We fought with men we didn’t hate, sent to that fight by men I didn’t trust and for more than three decades, I’ve struggled with the guilt and the isolation that is part of survival. I’ve rarely been able to shake the feeling that I had stolen something from those who died. In reality, of course, we all died there: some the swift certain death borne on a bullet; others the slower, spiritual death that comes from guilt and the liability of remembering too well.

So many believe it heroic and patriotic to send young men and women off to war and as long as they do, young men and women will be sent. Should I ever have the choice again, rather than lead a million boys to war, I would rather die alone –for peace.

That is this old soldier’s dream.

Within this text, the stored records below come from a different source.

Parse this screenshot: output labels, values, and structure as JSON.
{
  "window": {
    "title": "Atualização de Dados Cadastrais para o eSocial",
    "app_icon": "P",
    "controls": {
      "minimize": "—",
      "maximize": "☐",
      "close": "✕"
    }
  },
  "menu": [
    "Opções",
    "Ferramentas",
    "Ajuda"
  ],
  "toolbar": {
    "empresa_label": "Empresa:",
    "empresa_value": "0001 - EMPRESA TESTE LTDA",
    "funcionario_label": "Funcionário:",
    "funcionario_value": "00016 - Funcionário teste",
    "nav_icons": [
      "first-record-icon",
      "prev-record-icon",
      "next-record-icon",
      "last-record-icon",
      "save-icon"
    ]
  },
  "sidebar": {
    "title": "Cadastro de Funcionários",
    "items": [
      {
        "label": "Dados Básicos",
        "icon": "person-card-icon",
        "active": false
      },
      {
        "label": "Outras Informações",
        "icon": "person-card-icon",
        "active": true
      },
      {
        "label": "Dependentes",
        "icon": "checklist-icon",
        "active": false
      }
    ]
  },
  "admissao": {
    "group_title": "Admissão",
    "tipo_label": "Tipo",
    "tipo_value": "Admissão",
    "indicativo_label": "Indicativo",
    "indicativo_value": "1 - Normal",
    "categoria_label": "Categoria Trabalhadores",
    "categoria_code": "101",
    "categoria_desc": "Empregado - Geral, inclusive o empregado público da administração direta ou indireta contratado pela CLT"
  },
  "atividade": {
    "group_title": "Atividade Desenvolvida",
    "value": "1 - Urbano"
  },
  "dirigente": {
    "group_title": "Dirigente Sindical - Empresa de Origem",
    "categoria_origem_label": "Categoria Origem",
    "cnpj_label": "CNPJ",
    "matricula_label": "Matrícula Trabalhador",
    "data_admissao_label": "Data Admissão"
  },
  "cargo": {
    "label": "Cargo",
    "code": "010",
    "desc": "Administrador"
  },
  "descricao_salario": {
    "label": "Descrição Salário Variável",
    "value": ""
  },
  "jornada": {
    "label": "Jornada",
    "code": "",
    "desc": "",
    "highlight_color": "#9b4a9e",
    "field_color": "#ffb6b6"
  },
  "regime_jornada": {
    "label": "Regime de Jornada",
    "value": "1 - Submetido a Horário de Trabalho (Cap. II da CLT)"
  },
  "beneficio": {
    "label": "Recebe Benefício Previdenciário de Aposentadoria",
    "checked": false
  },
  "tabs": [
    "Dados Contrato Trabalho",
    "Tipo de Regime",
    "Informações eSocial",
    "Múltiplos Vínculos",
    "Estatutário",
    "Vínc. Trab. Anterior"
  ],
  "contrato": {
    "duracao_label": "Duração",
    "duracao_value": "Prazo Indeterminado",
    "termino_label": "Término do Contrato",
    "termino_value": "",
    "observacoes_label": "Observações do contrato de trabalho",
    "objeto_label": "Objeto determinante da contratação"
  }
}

For his service in Vietnam, Steven T. Banko III was awarded two Silver Stars, four Bronze Stars, the Air Medal and four Purple Hearts. He has long been active in veteran’s affairs, both in Buffalo and nationally. This essay originally appeared in The Buffalo Report.

 

More articles by:
Weekend Edition
June 24, 2016
Friday - Sunday
John Pilger
A Blow for Peace and Democracy: Why the British Said No to Europe
Pepe Escobar
Goodbye to All That: Why the UK Left the EU
Michael Hudson
Revolts of the Debtors: From Socrates to Ibn Khaldun
Andrew Levine
Summer Spectaculars: Prelude to a Tea Party?
Kshama Sawant
Beyond Bernie: Still Not With Her
Mike Whitney
¡Basta Ya, Brussels! British Voters Reject EU Corporate Slavestate
Tariq Ali
Panic in the House: Brexit as Revolt Against the Political Establishment
Paul Street
Miranda, Obama, and Hamilton: an Orwellian Ménage à Trois for the Neoliberal Age
Ellen Brown
The War on Weed is Winding Down, But Will Monsanto Emerge the Winner?
Gary Leupp
Why God Created the Two-Party System
Conn Hallinan
Brexit Vote: a Very British Affair (But Spain May Rock the Continent)
Ruth Fowler
England, My England
Jeffrey St. Clair
Lines Written on the Occasion of Bernie Sanders’ Announcement of His Intention to Vote for Hillary Clinton
Norman Pollack
Fissures in World Capitalism: the British Vote
Paul Bentley
Mercenary Logic: 12 Dead in Kabul
Binoy Kampmark
Parting Is Such Sweet Joy: Brexit Prevails!
Elliot Sperber
Show Me Your Papers: Supreme Court Legalizes Arbitrary Searches
Jan Oberg
The Brexit Shock: Now It’s All Up in the Air
Nauman Sadiq
Brexit: a Victory for Britain’s Working Class
Brian Cloughley
Murder by Drone: Killing Taxi Drivers in the Name of Freedom
Ramzy Baroud
How Israel Uses Water as a Weapon of War
Brad Evans – Henry Giroux
The Violence of Forgetting
Ben Debney
Homophobia and the Conservative Victim Complex
Margaret Kimberley
The Orlando Massacre and US Foreign Policy
David Rosen
Americans Work Too Long for Too Little
Murray Dobbin
Do We Really Want a War With Russia?
Kathy Kelly
What’s at Stake
Louis Yako
I Have Nothing “Newsworthy” to Report this Week
Pete Dolack
Killing Ourselves With Technology
David Krieger
The 10 Worst Acts of the Nuclear Age
Lamont Lilly
Movement for Black Lives Yields New Targets of the State
Martha Rosenberg
A Hated Industry Fights Back
Robert Fantina
Hillary, Gloria and Jill: a Brief Look at Alternatives
Chris Doyle
No Fireworks: Bicentennial Summer and the Decline of American Ideals
Michael Doliner
Beyond Dangerous: the Politics of Climate
Colin Todhunter
Modi, Monsanto, Bayer and Cargill: Doing Business or Corporate Imperialism?
Steve Church
Brexit: a Rush for the Exits!
Matthew Koehler
Mega Corporation Gobbles Up Slightly Less-Mega Corporation; Chops Jobs to Increase Profits; Blames Enviros. Film at 11.
David Green
Rape Culture, The Hunting Ground, and Amy Goodman: a Critical Perspective
Ed Kemmick
Truckin’: Pro Driver Dispenses Wisdom, Rules of the Road
Alessandro Bianchi
“China Will React if Provoked Again: You Risk the War”: Interview with Andre Vltchek
Christy Rodgers
Biophilia as Extreme Sport
Missy Comley Beattie
At Liberty
Ron Jacobs
Is Everything Permitted?
Cesar Chelala
The Sad Truth About Messi
FacebookTwitterGoogle+RedditEmail